- Video stabilization: If your camera has built-in optical stabilization (OIS), GCam will also apply digital stabilization, to get you buttery smooth footage. Don’t worry if you don’t have OIS, as the digital stabilization is still pretty good
- Panorama mode: GCam’s panorama mode is supercharged to most other camera apps, letting you do normal horizontal panorama shots, or even vertical or full-360 degree photospheres
Some phones might already have these features, but GCam has them all in one place, with color science that is more pleasing to most users. You won’t find over-sharpened or over-saturated colors here.
You can see some examples of how different the GCam images are to stock camera app ones in this Xiaomi review we recently did. Note the over-saturation of the stock camera app, and the pleasing HDR+ effect on the GCam images.
How to get Google Camera on your Android device
Okay, the first thing to do is head on over to the XDA Developers port hub, which will tell you if your current device has a compatible GCam release, and also which parts of the Camera2 API are supported by your phone. That could be anything from RAW capture, to autofocus, to shutter speed, or even HDR+ support.
Any device with Android 5.0 Lollipop or newer should work, but anything newer than Android 7.1.1 is more likely to be the most compatible. Double-check with the Camera2 API Probe app, and you’ll know for sure. The “Hardware Support Level” section is the most important part of the app, with LEVEL_3 or FULL meaning the full range of GCam’s options will be available, LIMITED for some functionality, and LEGACY will mean your phone isn’t compatible.
Go to either the XDA Developers Google Camera port Hub, or to the GCam Hub from your Android device. Search for your device name, or use the Suggested options from the GCam Hub, and you’ll find some APK names turn up. Tapping on one of those will download the file to your device.

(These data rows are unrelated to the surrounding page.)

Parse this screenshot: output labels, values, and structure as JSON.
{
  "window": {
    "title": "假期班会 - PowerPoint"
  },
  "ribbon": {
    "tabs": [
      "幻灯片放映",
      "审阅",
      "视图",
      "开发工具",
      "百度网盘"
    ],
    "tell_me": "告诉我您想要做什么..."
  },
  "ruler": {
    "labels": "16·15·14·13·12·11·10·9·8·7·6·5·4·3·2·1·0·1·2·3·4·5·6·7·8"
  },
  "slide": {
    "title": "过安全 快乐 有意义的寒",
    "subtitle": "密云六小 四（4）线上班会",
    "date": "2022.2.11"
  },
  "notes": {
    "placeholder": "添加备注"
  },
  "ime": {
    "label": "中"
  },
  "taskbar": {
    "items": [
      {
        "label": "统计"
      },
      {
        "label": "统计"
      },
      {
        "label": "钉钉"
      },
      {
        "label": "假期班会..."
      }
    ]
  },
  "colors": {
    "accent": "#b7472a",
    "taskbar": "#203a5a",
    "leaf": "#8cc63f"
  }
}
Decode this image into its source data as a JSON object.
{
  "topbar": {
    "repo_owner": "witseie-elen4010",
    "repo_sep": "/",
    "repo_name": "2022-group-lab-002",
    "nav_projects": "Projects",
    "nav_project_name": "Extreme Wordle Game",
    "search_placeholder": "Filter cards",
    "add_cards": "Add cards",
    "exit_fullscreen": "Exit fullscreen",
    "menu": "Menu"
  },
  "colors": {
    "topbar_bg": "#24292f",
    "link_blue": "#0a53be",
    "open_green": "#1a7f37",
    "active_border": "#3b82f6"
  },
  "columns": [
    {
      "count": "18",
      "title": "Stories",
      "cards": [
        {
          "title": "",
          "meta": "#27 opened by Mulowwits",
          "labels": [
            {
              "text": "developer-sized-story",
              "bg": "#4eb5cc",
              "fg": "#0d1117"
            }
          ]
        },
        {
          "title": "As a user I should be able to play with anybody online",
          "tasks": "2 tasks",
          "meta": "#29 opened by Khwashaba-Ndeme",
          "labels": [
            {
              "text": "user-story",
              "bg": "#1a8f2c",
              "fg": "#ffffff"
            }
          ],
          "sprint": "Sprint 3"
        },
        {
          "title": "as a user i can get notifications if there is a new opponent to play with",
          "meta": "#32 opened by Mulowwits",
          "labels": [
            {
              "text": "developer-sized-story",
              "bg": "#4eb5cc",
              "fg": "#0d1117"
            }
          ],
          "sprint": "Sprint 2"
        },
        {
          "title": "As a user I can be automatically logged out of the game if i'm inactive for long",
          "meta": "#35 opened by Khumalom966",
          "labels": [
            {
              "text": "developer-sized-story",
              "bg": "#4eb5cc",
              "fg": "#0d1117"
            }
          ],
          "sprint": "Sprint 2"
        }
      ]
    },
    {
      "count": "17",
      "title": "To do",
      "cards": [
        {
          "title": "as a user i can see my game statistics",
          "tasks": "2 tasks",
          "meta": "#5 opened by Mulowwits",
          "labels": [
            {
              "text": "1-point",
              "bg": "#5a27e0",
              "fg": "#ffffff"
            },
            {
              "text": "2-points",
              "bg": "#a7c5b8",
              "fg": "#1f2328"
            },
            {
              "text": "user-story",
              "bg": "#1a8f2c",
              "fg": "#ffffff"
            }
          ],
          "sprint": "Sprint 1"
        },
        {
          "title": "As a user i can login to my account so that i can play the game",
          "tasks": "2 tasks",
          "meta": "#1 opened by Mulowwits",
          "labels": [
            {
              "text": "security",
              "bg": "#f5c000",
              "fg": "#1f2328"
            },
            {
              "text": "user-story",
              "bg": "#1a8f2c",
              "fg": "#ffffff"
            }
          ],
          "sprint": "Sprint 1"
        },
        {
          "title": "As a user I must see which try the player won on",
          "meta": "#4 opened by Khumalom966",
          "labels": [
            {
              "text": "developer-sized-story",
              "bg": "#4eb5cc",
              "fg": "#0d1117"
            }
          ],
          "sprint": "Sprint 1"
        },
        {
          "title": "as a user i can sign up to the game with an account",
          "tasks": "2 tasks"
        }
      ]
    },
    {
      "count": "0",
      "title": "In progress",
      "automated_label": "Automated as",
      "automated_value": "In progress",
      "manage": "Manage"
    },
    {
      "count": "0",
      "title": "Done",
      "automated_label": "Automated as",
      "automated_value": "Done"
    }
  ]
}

You’ll probably need to confirm the download, as Android is set to distrust APK downloads by default. Tap OK then go to Settings > Security and enable apps to be downloaded from Unknown Sources. If you’re on Android 10 or 11, you’ll get taken directly to the Settings menu when you tap on the APK, where it will ask you if you want to trust installing files from the browser you were using. Say yes.
Find the APK you downloaded either in the Download list of your browser, or from the Downloads folder in your favorite file manager. Tap on it, and say ok to anything it asks as it installs.
That’s it, now you’ve got GCam installed on your Android device. It’s worth doing a little bit of shortcut rearranging, so the shortcut for GCam will replace your stock camera app on your home screen.
The last thing is to change the default camera app, so things like double-tap on your power button will open GCam instead of your stock camera app. To do that, go into Settings and find the camera app your phone came with. Clear the Open by Default option on that app, then double-tap the power button. It should ask you which camera app you want to use by default, select GCam and you’re done.
Enjoy the new power of your newly installed GCam app, and happy snapping!